**Data records:**
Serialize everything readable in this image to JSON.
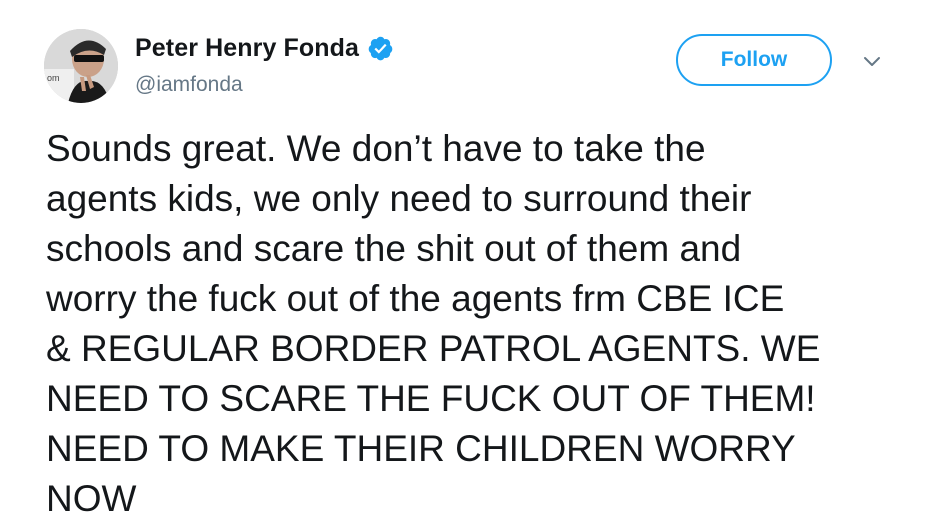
{
  "tweet": {
    "author": {
      "display_name": "Peter Henry Fonda",
      "handle": "@iamfonda",
      "verified": true,
      "avatar": "profile-photo"
    },
    "follow_label": "Follow",
    "menu_icon": "chevron-down-icon",
    "text": "Sounds great. We don’t have to take the\nagents kids, we only need to surround their\nschools and scare the shit out of them and\nworry the fuck out of the agents frm CBE ICE\n& REGULAR BORDER PATROL AGENTS. WE\nNEED TO SCARE THE FUCK OUT OF THEM!\nNEED TO MAKE THEIR CHILDREN WORRY\nNOW"
  },
  "colors": {
    "accent": "#1da1f2",
    "text": "#14171a",
    "secondary_text": "#657786"
  }
}
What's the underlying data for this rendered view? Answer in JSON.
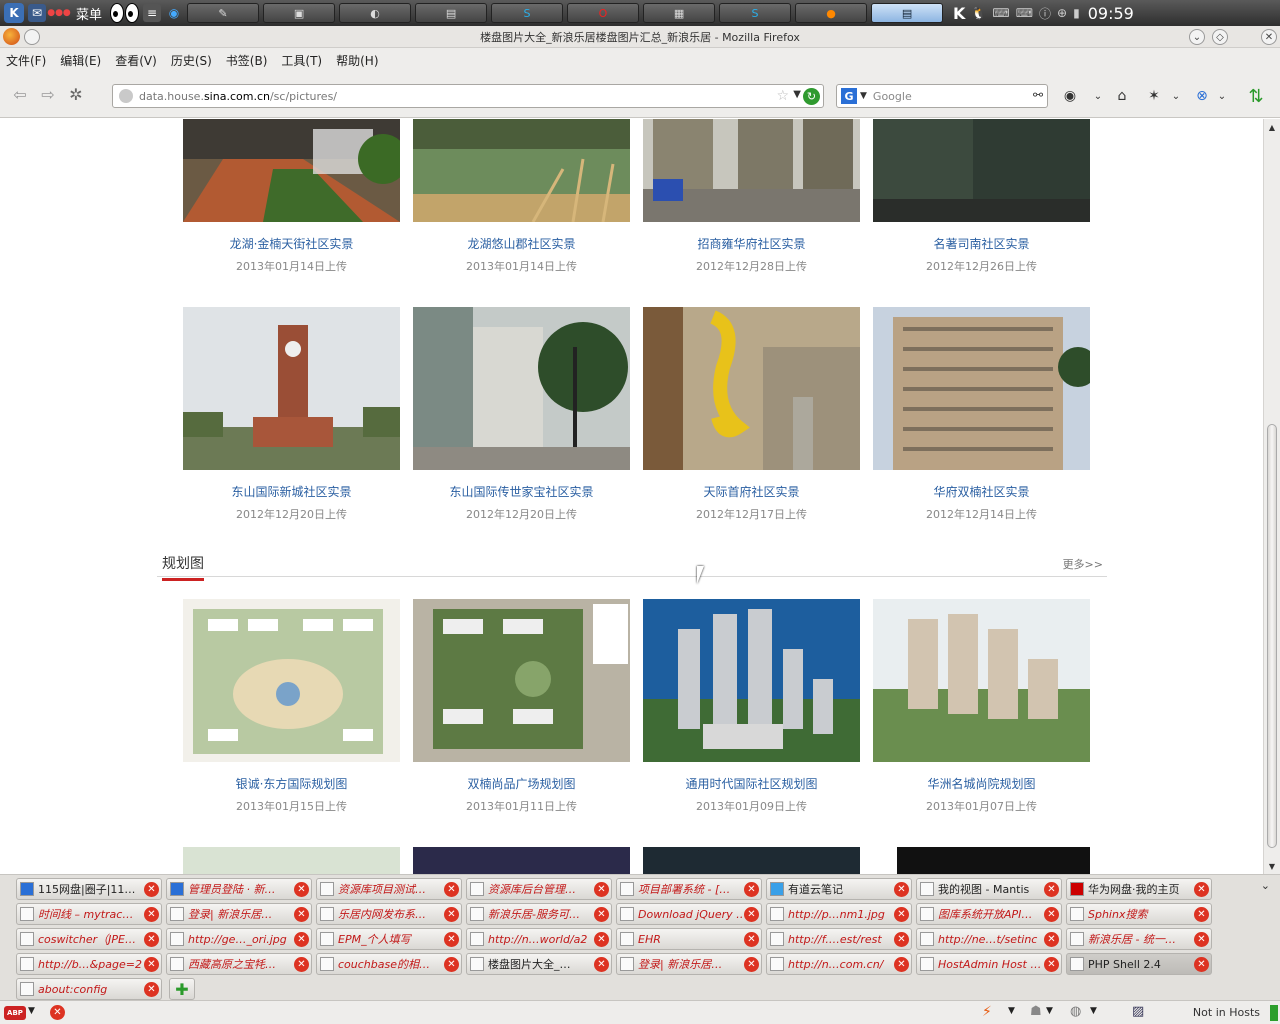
{
  "os_panel": {
    "k_label": "K",
    "menu_label": "菜单",
    "clock": "09:59",
    "task_items": [
      "",
      "",
      "",
      "",
      "S",
      "O",
      "",
      "S",
      "",
      ""
    ]
  },
  "window": {
    "title": "楼盘图片大全_新浪乐居楼盘图片汇总_新浪乐居 - Mozilla Firefox"
  },
  "menubar": [
    "文件(F)",
    "编辑(E)",
    "查看(V)",
    "历史(S)",
    "书签(B)",
    "工具(T)",
    "帮助(H)"
  ],
  "navbar": {
    "url_prefix": "data.house.",
    "url_domain": "sina.com.cn",
    "url_suffix": "/sc/pictures/",
    "search_engine": "G",
    "search_placeholder": "Google"
  },
  "gallery_rows": [
    {
      "cards": [
        {
          "name": "龙湖·金楠天街社区实景",
          "date": "2013年01月14日上传"
        },
        {
          "name": "龙湖悠山郡社区实景",
          "date": "2013年01月14日上传"
        },
        {
          "name": "招商雍华府社区实景",
          "date": "2012年12月28日上传"
        },
        {
          "name": "名著司南社区实景",
          "date": "2012年12月26日上传"
        }
      ]
    },
    {
      "cards": [
        {
          "name": "东山国际新城社区实景",
          "date": "2012年12月20日上传"
        },
        {
          "name": "东山国际传世家宝社区实景",
          "date": "2012年12月20日上传"
        },
        {
          "name": "天际首府社区实景",
          "date": "2012年12月17日上传"
        },
        {
          "name": "华府双楠社区实景",
          "date": "2012年12月14日上传"
        }
      ]
    }
  ],
  "planning": {
    "title": "规划图",
    "more": "更多>>",
    "cards": [
      {
        "name": "银诚·东方国际规划图",
        "date": "2013年01月15日上传"
      },
      {
        "name": "双楠尚品广场规划图",
        "date": "2013年01月11日上传"
      },
      {
        "name": "通用时代国际社区规划图",
        "date": "2013年01月09日上传"
      },
      {
        "name": "华洲名城尚院规划图",
        "date": "2013年01月07日上传"
      }
    ]
  },
  "tabs": [
    [
      "115网盘|圈子|11…",
      "管理员登陆 · 新…",
      "资源库项目测试…",
      "资源库后台管理…",
      "项目部署系统 - […",
      "有道云笔记",
      "我的视图 - Mantis",
      "华为网盘·我的主页"
    ],
    [
      "时间线 – mytrac…",
      "登录| 新浪乐居…",
      "乐居内网发布系…",
      "新浪乐居-服务可…",
      "Download jQuery …",
      "http://p…nm1.jpg",
      "图库系统开放API…",
      "Sphinx搜索"
    ],
    [
      "coswitcher（JPE…",
      "http://ge…_ori.jpg",
      "EPM_个人填写",
      "http://n…world/a2",
      "EHR",
      "http://f.…est/rest",
      "http://ne…t/setinc",
      "新浪乐居 - 统一…"
    ],
    [
      "http://b…&page=2",
      "西藏高原之宝牦…",
      "couchbase的相…",
      "楼盘图片大全_…",
      "登录| 新浪乐居…",
      "http://n…com.cn/",
      "HostAdmin Host …",
      "PHP Shell 2.4"
    ],
    [
      "about:config"
    ]
  ],
  "status": {
    "abp": "ABP",
    "hosts": "Not in Hosts"
  }
}
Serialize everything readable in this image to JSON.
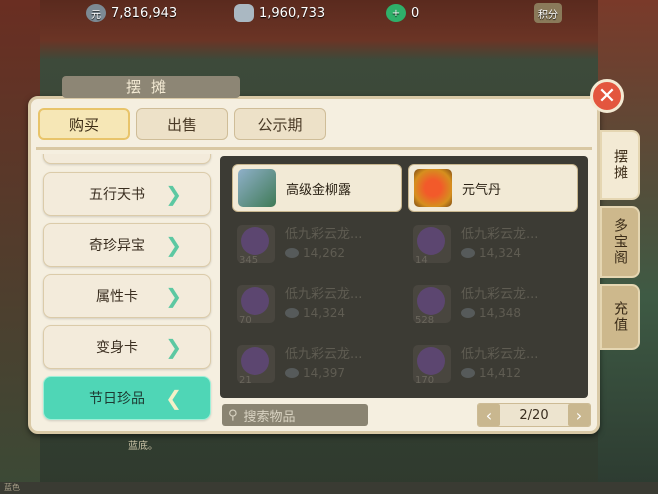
{
  "resources": {
    "silver": "7,816,943",
    "gold": "1,960,733",
    "jade": "0",
    "extra_label": "积分"
  },
  "panel": {
    "title": "摆摊",
    "tabs": [
      "购买",
      "出售",
      "公示期"
    ],
    "categories": [
      "五行天书",
      "奇珍异宝",
      "属性卡",
      "变身卡",
      "节日珍品"
    ],
    "active_category": "节日珍品",
    "items_available": [
      {
        "name": "高级金柳露"
      },
      {
        "name": "元气丹"
      }
    ],
    "items_dimmed": [
      {
        "name": "低九彩云龙...",
        "qty": "345",
        "price": "14,262"
      },
      {
        "name": "低九彩云龙...",
        "qty": "14",
        "price": "14,324"
      },
      {
        "name": "低九彩云龙...",
        "qty": "70",
        "price": "14,324"
      },
      {
        "name": "低九彩云龙...",
        "qty": "528",
        "price": "14,348"
      },
      {
        "name": "低九彩云龙...",
        "qty": "21",
        "price": "14,397"
      },
      {
        "name": "低九彩云龙...",
        "qty": "170",
        "price": "14,412"
      }
    ],
    "search_placeholder": "搜索物品",
    "page": "2/20"
  },
  "side_tabs": [
    "摆摊",
    "多宝阁",
    "充值"
  ],
  "bottom_hint": "蓝底。",
  "bottom_label": "蓝色"
}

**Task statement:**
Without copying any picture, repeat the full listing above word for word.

**Solution:**
Serialize everything readable in this image to JSON.
{
  "tweet": {
    "author": {
      "display_name": "Peter Henry Fonda",
      "handle": "@iamfonda",
      "verified": true,
      "avatar": "profile-photo"
    },
    "follow_label": "Follow",
    "menu_icon": "chevron-down-icon",
    "text": "Sounds great. We don’t have to take the\nagents kids, we only need to surround their\nschools and scare the shit out of them and\nworry the fuck out of the agents frm CBE ICE\n& REGULAR BORDER PATROL AGENTS. WE\nNEED TO SCARE THE FUCK OUT OF THEM!\nNEED TO MAKE THEIR CHILDREN WORRY\nNOW"
  },
  "colors": {
    "accent": "#1da1f2",
    "text": "#14171a",
    "secondary_text": "#657786"
  }
}
What's the underlying data for this rendered view? Answer in JSON.
{
  "os_panel": {
    "k_label": "K",
    "menu_label": "菜单",
    "clock": "09:59",
    "task_items": [
      "",
      "",
      "",
      "",
      "S",
      "O",
      "",
      "S",
      "",
      ""
    ]
  },
  "window": {
    "title": "楼盘图片大全_新浪乐居楼盘图片汇总_新浪乐居 - Mozilla Firefox"
  },
  "menubar": [
    "文件(F)",
    "编辑(E)",
    "查看(V)",
    "历史(S)",
    "书签(B)",
    "工具(T)",
    "帮助(H)"
  ],
  "navbar": {
    "url_prefix": "data.house.",
    "url_domain": "sina.com.cn",
    "url_suffix": "/sc/pictures/",
    "search_engine": "G",
    "search_placeholder": "Google"
  },
  "gallery_rows": [
    {
      "cards": [
        {
          "name": "龙湖·金楠天街社区实景",
          "date": "2013年01月14日上传"
        },
        {
          "name": "龙湖悠山郡社区实景",
          "date": "2013年01月14日上传"
        },
        {
          "name": "招商雍华府社区实景",
          "date": "2012年12月28日上传"
        },
        {
          "name": "名著司南社区实景",
          "date": "2012年12月26日上传"
        }
      ]
    },
    {
      "cards": [
        {
          "name": "东山国际新城社区实景",
          "date": "2012年12月20日上传"
        },
        {
          "name": "东山国际传世家宝社区实景",
          "date": "2012年12月20日上传"
        },
        {
          "name": "天际首府社区实景",
          "date": "2012年12月17日上传"
        },
        {
          "name": "华府双楠社区实景",
          "date": "2012年12月14日上传"
        }
      ]
    }
  ],
  "planning": {
    "title": "规划图",
    "more": "更多>>",
    "cards": [
      {
        "name": "银诚·东方国际规划图",
        "date": "2013年01月15日上传"
      },
      {
        "name": "双楠尚品广场规划图",
        "date": "2013年01月11日上传"
      },
      {
        "name": "通用时代国际社区规划图",
        "date": "2013年01月09日上传"
      },
      {
        "name": "华洲名城尚院规划图",
        "date": "2013年01月07日上传"
      }
    ]
  },
  "tabs": [
    [
      "115网盘|圈子|11…",
      "管理员登陆 · 新…",
      "资源库项目测试…",
      "资源库后台管理…",
      "项目部署系统 - […",
      "有道云笔记",
      "我的视图 - Mantis",
      "华为网盘·我的主页"
    ],
    [
      "时间线 – mytrac…",
      "登录| 新浪乐居…",
      "乐居内网发布系…",
      "新浪乐居-服务可…",
      "Download jQuery …",
      "http://p…nm1.jpg",
      "图库系统开放API…",
      "Sphinx搜索"
    ],
    [
      "coswitcher（JPE…",
      "http://ge…_ori.jpg",
      "EPM_个人填写",
      "http://n…world/a2",
      "EHR",
      "http://f.…est/rest",
      "http://ne…t/setinc",
      "新浪乐居 - 统一…"
    ],
    [
      "http://b…&page=2",
      "西藏高原之宝牦…",
      "couchbase的相…",
      "楼盘图片大全_…",
      "登录| 新浪乐居…",
      "http://n…com.cn/",
      "HostAdmin Host …",
      "PHP Shell 2.4"
    ],
    [
      "about:config"
    ]
  ],
  "status": {
    "abp": "ABP",
    "hosts": "Not in Hosts"
  }
}
Serialize everything readable in this image to JSON.
{
  "resources": {
    "silver": "7,816,943",
    "gold": "1,960,733",
    "jade": "0",
    "extra_label": "积分"
  },
  "panel": {
    "title": "摆摊",
    "tabs": [
      "购买",
      "出售",
      "公示期"
    ],
    "categories": [
      "五行天书",
      "奇珍异宝",
      "属性卡",
      "变身卡",
      "节日珍品"
    ],
    "active_category": "节日珍品",
    "items_available": [
      {
        "name": "高级金柳露"
      },
      {
        "name": "元气丹"
      }
    ],
    "items_dimmed": [
      {
        "name": "低九彩云龙...",
        "qty": "345",
        "price": "14,262"
      },
      {
        "name": "低九彩云龙...",
        "qty": "14",
        "price": "14,324"
      },
      {
        "name": "低九彩云龙...",
        "qty": "70",
        "price": "14,324"
      },
      {
        "name": "低九彩云龙...",
        "qty": "528",
        "price": "14,348"
      },
      {
        "name": "低九彩云龙...",
        "qty": "21",
        "price": "14,397"
      },
      {
        "name": "低九彩云龙...",
        "qty": "170",
        "price": "14,412"
      }
    ],
    "search_placeholder": "搜索物品",
    "page": "2/20"
  },
  "side_tabs": [
    "摆摊",
    "多宝阁",
    "充值"
  ],
  "bottom_hint": "蓝底。",
  "bottom_label": "蓝色"
}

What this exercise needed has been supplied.